“Well, theoretically speaking sir, it could be said that it’s a little hypocritical eating the Chonpsians you don’t know and building heated shelters for the ones you keep as pets.”

“Really? I think you need a holiday, Plaxon. You’ve been thinking too much. Look, pets are pets and food is food. Get it? Besides, our people are getting bored to death with chemosynthetic tubeworms and aromatic hydrocarabons. We have to get some variety into our diet. It’s a fact of life. You knew what this expedition was about when you signed on. We all knew it. You designed the cutting rooms yourself. Now you have second thoughts. That’s hardly going to fly, Plaxon. You’re part of this mission and this mission is about protein. I have a job to do, and that includes security and I’m afraid I can’t allow you to repeat anything you’ve just said outside of this room. You know the consequences of insubordination, right?”

“Right, sir.”

“Tubeworms for life.”

“I know, sir, and no condiments, sir.”

“And no condiments, Nothing. Not even spiced hydrocarbons.”

“I understand that, sir. There won’t be a problem.Thanks for your candor. It’s not a huge issue with me anyway. I better be getting back, sir.”

“Okay, Plaxon. Sorry I had to get a bit rough there.”

“That’s okay, sir.”

Plaxon got up to leave, and as he stepped down from the observation level Captain Plasmidian called out to him: “There’s one more thing, Plaxon.”

“Sir?”

“Cheer up. We expect our management team to maintain a positive attitude. You didn’t invent the world, you know.”

Advertisements

Leave a Comment »

No comments yet.

RSS feed for comments on this post. TrackBack URI

Leave a Reply

Fill in your details below or click an icon to log in:

WordPress.com Logo

You are commenting using your WordPress.com account. Log Out / Change )

Twitter picture

You are commenting using your Twitter account. Log Out / Change )

Facebook photo

You are commenting using your Facebook account. Log Out / Change )

Google+ photo

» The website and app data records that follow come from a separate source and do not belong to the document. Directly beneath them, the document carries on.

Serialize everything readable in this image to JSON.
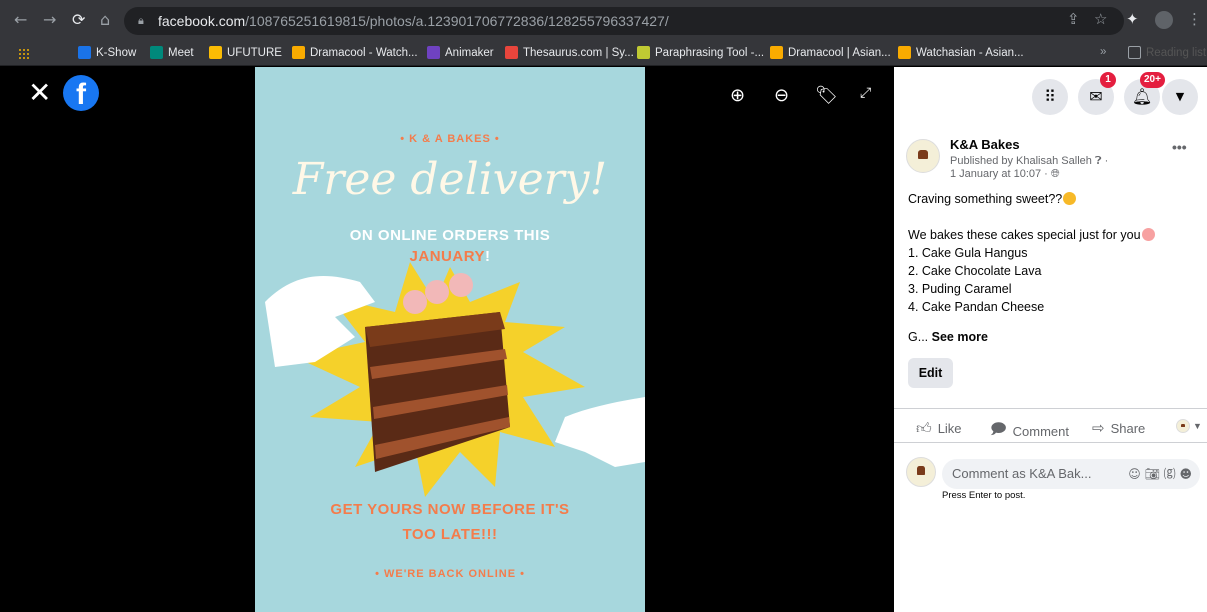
{
  "browser": {
    "url_domain": "facebook.com",
    "url_path": "/108765251619815/photos/a.123901706772836/128255796337427/",
    "bookmarks": [
      {
        "label": "Apps",
        "color": "#f4b400"
      },
      {
        "label": "K-Show",
        "color": "#1a73e8"
      },
      {
        "label": "Meet",
        "color": "#00897b"
      },
      {
        "label": "UFUTURE",
        "color": "#fbbc04"
      },
      {
        "label": "Dramacool - Watch...",
        "color": "#f9ab00"
      },
      {
        "label": "Animaker",
        "color": "#6f42c1"
      },
      {
        "label": "Thesaurus.com | Sy...",
        "color": "#e8453c"
      },
      {
        "label": "Paraphrasing Tool -...",
        "color": "#c0ca33"
      },
      {
        "label": "Dramacool | Asian...",
        "color": "#f9ab00"
      },
      {
        "label": "Watchasian - Asian...",
        "color": "#f9ab00"
      }
    ],
    "reading_list": "Reading list"
  },
  "viewer": {
    "icons": [
      "close-icon",
      "facebook-logo",
      "zoom-in-icon",
      "zoom-out-icon",
      "tag-icon",
      "fullscreen-icon"
    ],
    "poster": {
      "brand": "• K & A BAKES •",
      "headline": "Free delivery!",
      "subline_white": "ON ONLINE ORDERS THIS",
      "subline_orange": "JANUARY",
      "subline_end": "!",
      "cta_line1": "GET YOURS NOW BEFORE IT'S",
      "cta_line2": "TOO LATE!!!",
      "footer": "• WE'RE BACK ONLINE •"
    }
  },
  "panel": {
    "messenger_badge": "1",
    "notifications_badge": "20+",
    "page_name": "K&A Bakes",
    "published_by": "Published by Khalisah Salleh",
    "date": "1 January at 10:07 ·",
    "more": "•••",
    "post_lines": [
      "Craving something sweet??",
      "",
      "We bakes these cakes special just for you",
      "1. Cake Gula Hangus",
      "2. Cake Chocolate Lava",
      "3. Puding Caramel",
      "4. Cake Pandan Cheese"
    ],
    "see_more_prefix": "G...",
    "see_more": "See more",
    "edit": "Edit",
    "like": "Like",
    "comment": "Comment",
    "share": "Share",
    "comment_placeholder": "Comment as K&A Bak...",
    "press_enter": "Press Enter to post."
  }
}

You are commenting using your Google+ account. Log Out / Change )

Connecting to %s

Create a free website or blog at WordPress.com.

%d bloggers like this: